[Opening The input section]
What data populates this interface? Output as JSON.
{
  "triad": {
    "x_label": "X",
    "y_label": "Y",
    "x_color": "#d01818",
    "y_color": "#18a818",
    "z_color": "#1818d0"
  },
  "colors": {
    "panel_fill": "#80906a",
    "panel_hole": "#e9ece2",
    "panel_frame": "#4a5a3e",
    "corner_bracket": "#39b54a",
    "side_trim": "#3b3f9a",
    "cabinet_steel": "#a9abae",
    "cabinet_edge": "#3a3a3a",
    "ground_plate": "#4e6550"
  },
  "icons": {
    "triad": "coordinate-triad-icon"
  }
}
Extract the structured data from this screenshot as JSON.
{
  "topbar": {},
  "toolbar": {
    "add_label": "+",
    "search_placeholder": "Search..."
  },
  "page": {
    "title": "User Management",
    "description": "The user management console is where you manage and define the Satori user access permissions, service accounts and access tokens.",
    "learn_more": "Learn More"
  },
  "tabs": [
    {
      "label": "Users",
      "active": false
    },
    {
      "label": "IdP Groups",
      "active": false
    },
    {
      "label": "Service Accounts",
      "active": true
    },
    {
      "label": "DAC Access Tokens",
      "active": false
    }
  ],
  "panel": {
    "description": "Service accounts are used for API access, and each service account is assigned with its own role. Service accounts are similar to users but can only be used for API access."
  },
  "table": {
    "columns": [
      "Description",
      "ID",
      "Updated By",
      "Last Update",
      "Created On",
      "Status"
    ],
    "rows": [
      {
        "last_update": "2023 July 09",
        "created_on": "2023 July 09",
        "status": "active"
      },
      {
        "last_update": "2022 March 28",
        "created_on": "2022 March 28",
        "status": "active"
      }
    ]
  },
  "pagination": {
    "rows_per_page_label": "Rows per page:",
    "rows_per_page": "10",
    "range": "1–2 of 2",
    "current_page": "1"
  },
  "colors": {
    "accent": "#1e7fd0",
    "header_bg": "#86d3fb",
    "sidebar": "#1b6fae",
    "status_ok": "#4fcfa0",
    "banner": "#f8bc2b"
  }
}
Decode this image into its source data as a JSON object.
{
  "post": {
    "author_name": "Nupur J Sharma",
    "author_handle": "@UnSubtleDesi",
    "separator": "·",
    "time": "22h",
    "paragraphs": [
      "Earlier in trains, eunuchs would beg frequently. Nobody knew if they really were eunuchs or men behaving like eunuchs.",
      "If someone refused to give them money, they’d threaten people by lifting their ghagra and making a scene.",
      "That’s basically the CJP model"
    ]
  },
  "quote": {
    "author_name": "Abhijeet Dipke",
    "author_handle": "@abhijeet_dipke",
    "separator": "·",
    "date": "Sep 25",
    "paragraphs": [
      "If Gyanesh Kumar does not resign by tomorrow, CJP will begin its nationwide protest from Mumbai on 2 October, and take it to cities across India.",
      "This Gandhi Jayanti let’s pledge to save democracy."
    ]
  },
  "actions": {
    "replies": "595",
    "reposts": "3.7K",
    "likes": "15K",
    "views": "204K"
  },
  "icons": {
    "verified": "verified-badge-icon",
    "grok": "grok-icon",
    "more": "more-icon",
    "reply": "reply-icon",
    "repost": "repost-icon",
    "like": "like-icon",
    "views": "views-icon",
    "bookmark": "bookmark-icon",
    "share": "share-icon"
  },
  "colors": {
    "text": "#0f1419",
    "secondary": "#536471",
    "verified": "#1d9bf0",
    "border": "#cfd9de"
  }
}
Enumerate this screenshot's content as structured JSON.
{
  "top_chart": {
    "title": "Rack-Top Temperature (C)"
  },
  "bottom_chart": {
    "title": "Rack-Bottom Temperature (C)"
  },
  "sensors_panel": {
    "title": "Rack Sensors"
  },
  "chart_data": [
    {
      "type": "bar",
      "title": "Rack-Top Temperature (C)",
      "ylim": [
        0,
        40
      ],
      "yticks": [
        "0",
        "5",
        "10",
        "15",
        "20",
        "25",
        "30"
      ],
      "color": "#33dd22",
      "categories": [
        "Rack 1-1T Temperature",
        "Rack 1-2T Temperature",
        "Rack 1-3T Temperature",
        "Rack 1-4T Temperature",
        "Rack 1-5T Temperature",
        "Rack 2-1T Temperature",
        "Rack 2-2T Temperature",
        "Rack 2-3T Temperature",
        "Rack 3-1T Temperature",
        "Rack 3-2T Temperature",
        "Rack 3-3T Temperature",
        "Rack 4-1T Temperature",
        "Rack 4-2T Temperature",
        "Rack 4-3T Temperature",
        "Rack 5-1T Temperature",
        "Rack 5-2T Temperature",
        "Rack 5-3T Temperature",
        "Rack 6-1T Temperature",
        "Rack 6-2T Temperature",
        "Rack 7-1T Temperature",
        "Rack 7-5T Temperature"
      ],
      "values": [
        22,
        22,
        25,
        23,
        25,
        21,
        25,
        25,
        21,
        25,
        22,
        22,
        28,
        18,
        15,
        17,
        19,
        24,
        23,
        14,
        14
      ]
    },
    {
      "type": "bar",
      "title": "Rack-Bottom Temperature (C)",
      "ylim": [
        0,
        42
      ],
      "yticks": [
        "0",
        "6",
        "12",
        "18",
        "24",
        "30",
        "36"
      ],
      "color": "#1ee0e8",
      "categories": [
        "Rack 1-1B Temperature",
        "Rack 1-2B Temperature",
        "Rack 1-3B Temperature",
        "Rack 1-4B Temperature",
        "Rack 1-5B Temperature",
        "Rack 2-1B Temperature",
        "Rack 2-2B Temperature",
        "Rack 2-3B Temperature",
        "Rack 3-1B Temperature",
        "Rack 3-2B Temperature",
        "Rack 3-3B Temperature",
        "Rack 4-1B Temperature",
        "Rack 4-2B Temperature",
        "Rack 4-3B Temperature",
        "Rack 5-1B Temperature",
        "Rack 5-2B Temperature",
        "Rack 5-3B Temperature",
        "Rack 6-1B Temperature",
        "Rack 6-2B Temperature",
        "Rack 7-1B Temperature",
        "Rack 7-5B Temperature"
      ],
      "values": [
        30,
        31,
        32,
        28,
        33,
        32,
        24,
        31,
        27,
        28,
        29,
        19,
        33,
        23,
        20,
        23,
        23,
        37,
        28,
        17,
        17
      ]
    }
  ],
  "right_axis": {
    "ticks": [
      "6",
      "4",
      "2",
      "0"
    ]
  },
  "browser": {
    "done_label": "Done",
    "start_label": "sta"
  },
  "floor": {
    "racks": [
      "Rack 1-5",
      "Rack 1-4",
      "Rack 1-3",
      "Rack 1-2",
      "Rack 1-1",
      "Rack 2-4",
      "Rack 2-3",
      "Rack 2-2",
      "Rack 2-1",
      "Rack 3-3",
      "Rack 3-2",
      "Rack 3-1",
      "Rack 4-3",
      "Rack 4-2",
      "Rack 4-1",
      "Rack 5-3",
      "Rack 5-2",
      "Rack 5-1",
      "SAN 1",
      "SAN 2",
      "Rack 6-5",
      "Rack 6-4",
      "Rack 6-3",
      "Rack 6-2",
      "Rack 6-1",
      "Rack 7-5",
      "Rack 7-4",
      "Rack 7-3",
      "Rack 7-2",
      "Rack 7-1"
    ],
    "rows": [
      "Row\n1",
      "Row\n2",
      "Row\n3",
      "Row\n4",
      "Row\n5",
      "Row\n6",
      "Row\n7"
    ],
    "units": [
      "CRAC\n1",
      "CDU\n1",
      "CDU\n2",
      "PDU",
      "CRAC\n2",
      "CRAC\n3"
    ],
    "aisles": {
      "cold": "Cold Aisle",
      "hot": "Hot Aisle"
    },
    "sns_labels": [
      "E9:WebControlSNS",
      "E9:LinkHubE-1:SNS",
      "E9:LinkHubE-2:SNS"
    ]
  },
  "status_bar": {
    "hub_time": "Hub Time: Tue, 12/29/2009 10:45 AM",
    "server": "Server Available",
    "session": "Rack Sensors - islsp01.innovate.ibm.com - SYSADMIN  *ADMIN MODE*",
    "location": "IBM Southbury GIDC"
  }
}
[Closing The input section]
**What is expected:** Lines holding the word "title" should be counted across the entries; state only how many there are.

**Expected output:** 6